Faisalabad (AsiaNews) In Pakistan, children continue to be sexually, physically and mentally abused and their basic and inalienable human rights are still denied, this according to a report published by Pakistan's Society for the Protection of the Rights of the Child (SPARC).
The study, titled The state of Pakistan's children 2004, reported 1,549 cases of sexual abuse last year; this represents a rate of three cases per day. It also stressed that the government ban on corporal punishment in government schools was frequently violated.
The situation is worse in religious schools where the government ban does not apply. Such educational institutions live up to their infamous reputation with practices that range from withholding food from children to chaining them.

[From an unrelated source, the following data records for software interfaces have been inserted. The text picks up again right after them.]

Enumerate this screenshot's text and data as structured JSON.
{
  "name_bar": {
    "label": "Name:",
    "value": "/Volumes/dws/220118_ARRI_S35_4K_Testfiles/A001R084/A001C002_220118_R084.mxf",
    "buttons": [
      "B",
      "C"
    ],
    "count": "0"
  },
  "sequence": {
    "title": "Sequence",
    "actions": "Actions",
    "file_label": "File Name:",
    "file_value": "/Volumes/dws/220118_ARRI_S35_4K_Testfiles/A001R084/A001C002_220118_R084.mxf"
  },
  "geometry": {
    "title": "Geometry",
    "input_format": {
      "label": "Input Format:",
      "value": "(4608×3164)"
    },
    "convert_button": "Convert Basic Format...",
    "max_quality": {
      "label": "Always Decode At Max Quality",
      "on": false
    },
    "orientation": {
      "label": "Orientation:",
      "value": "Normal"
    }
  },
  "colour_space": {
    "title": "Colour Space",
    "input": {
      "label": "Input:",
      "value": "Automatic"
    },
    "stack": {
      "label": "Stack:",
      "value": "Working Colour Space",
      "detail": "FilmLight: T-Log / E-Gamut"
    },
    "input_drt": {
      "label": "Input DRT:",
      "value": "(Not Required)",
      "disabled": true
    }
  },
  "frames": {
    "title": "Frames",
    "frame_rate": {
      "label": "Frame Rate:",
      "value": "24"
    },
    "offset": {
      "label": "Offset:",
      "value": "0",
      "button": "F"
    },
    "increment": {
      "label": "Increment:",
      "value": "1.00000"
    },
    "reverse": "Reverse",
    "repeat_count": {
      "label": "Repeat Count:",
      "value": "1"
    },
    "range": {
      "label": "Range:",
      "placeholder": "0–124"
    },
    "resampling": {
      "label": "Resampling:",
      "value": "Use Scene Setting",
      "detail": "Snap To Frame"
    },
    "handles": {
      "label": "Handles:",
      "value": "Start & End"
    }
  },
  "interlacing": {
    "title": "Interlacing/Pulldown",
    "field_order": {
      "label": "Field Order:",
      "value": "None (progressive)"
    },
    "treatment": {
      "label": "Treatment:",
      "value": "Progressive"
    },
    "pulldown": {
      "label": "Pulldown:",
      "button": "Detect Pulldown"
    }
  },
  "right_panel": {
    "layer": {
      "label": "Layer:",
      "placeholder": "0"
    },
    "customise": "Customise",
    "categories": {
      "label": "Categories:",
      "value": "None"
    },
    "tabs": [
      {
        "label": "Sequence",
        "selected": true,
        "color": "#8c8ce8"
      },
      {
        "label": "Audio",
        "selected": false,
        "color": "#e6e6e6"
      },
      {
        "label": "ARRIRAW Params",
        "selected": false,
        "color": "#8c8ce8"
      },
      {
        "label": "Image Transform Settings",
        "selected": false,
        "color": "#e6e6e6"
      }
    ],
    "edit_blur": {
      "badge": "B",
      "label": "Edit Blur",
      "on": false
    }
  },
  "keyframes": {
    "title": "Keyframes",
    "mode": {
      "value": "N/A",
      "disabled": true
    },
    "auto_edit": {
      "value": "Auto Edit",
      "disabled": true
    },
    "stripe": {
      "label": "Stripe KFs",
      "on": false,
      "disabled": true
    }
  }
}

The report also gives details about 529 cases of child abduction, 177 cases of child molestation, 8 cases of children murdered after molestation, 364 children raped (some sodomised), 264 cases of gang rape with 35 children killed after the gang-rape.
Figures about child labour provide another alarming picture of the status of children in Pakistan. More than 120,000 children worked in factories or workplaces that did not meet minimum health standards. Glass bangles industry and surgical instrument units were the worst offenders.
Children making glass bangles suffered from respiratory diseases, whilst children manufacturing surgical tools experienced respiratory diseases, anaemia and conjunctivitis.
Tanneries also forced children to work in unhealthy conditions. More than three quarters of the tannery child workers reported disturbed sleep whilst over half of them were physically abused at work.
The SPARC report points out that many children who fail to find employment in regular workplaces eke out a living scavenging. Some 106,500 rummage through the waste produced by industry and the affluent in big cities. Around the capital Islamabad, there were probably some 4,000 scavengersabout 2,500 of them Afghans aged 10 to 14 years.
On February 15, Pakistan's National Children's Day, the Federal Minister for Social Welfare and Special Education Zobaida Jalal said that children, who represent 48 per cent of the country's total population, have a right to the government's attention and a fair allocation of resources.
In April, the Minister informed Pakistan's National Assembly that in 2005 she intended to introduce laws that would make the country a more child-friendly state in accordance with the 1990 UN Convention on the Rights of the Child (CRC) that Pakistan had signed.
She stressed that ratifying the Convention was not enough; effective laws were needed to implement it.
Prime Minister Shaukat Aziz acknowledged that children were the most vulnerable social group in the country. He reiterated his government's intention to build a society that was friendlier to them, one that would improve their access to health care and development and protect them against child labour.